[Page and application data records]
::::::::

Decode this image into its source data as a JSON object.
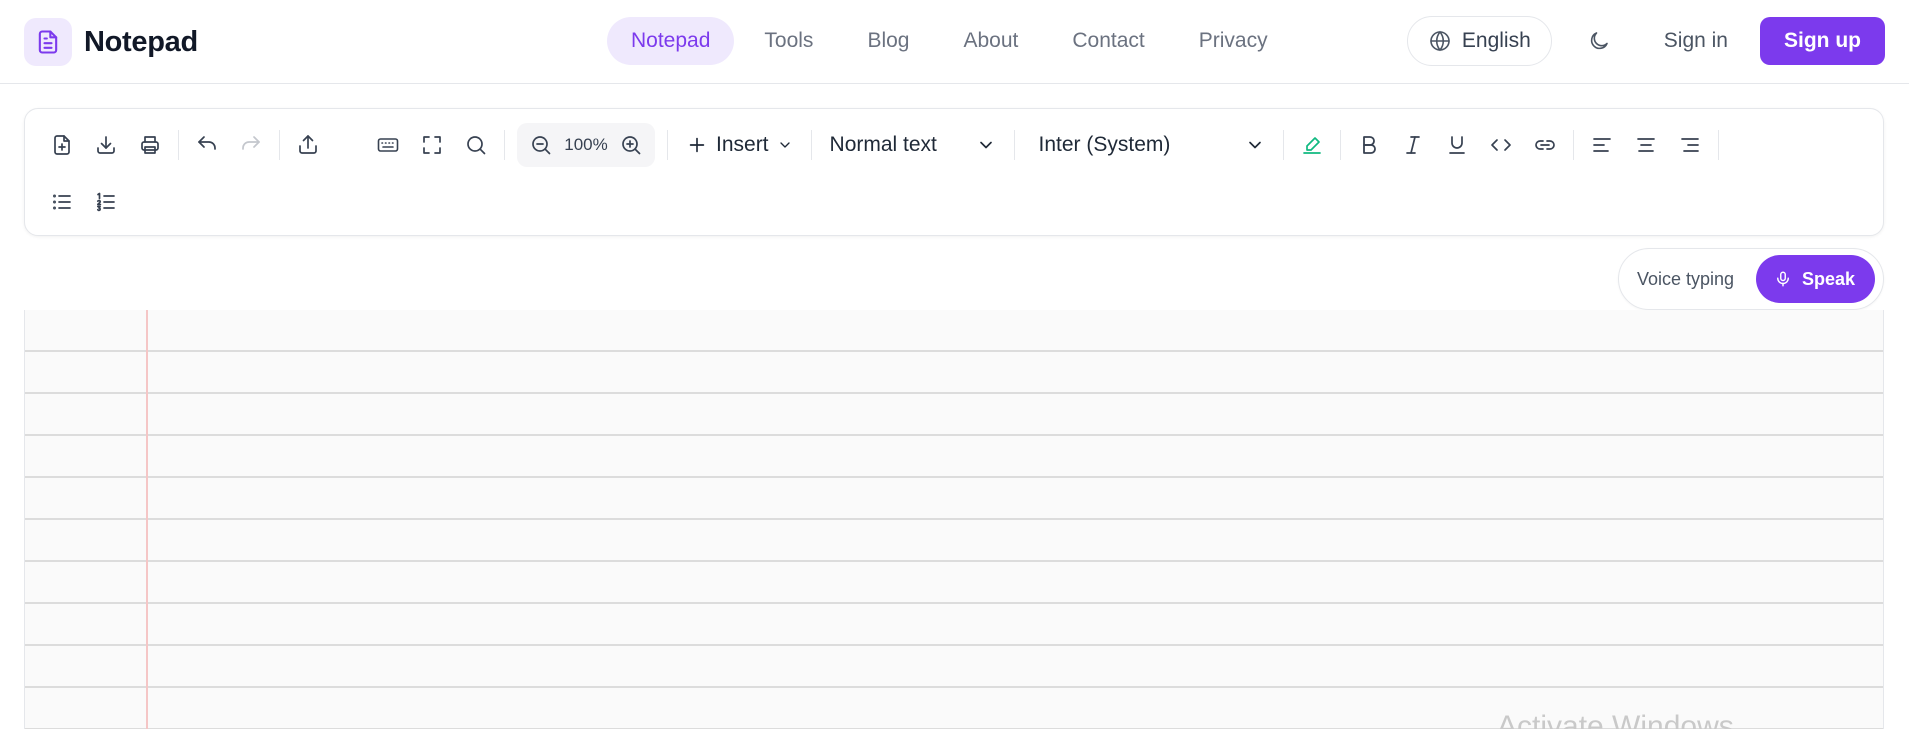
{
  "brand": {
    "name": "Notepad",
    "icon": "notepad-file-icon",
    "accent": "#7c3aed"
  },
  "nav": {
    "items": [
      {
        "label": "Notepad",
        "active": true
      },
      {
        "label": "Tools",
        "active": false
      },
      {
        "label": "Blog",
        "active": false
      },
      {
        "label": "About",
        "active": false
      },
      {
        "label": "Contact",
        "active": false
      },
      {
        "label": "Privacy",
        "active": false
      }
    ]
  },
  "header": {
    "language": "English",
    "sign_in": "Sign in",
    "sign_up": "Sign up"
  },
  "toolbar": {
    "zoom": "100%",
    "insert_label": "Insert",
    "text_style": "Normal text",
    "font_family": "Inter (System)",
    "icons": [
      "new-file-icon",
      "download-icon",
      "print-icon",
      "undo-icon",
      "redo-icon",
      "share-icon",
      "keyboard-icon",
      "fullscreen-icon",
      "search-icon",
      "zoom-out-icon",
      "zoom-in-icon",
      "highlight-icon",
      "bold-icon",
      "italic-icon",
      "underline-icon",
      "code-icon",
      "link-icon",
      "align-left-icon",
      "align-center-icon",
      "align-right-icon",
      "bullet-list-icon",
      "numbered-list-icon"
    ]
  },
  "voice": {
    "label": "Voice typing",
    "button": "Speak"
  },
  "watermark": "Activate Windows"
}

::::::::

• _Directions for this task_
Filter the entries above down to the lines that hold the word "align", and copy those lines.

• _Worked solution_
      "align-left-icon",
      "align-center-icon",
      "align-right-icon",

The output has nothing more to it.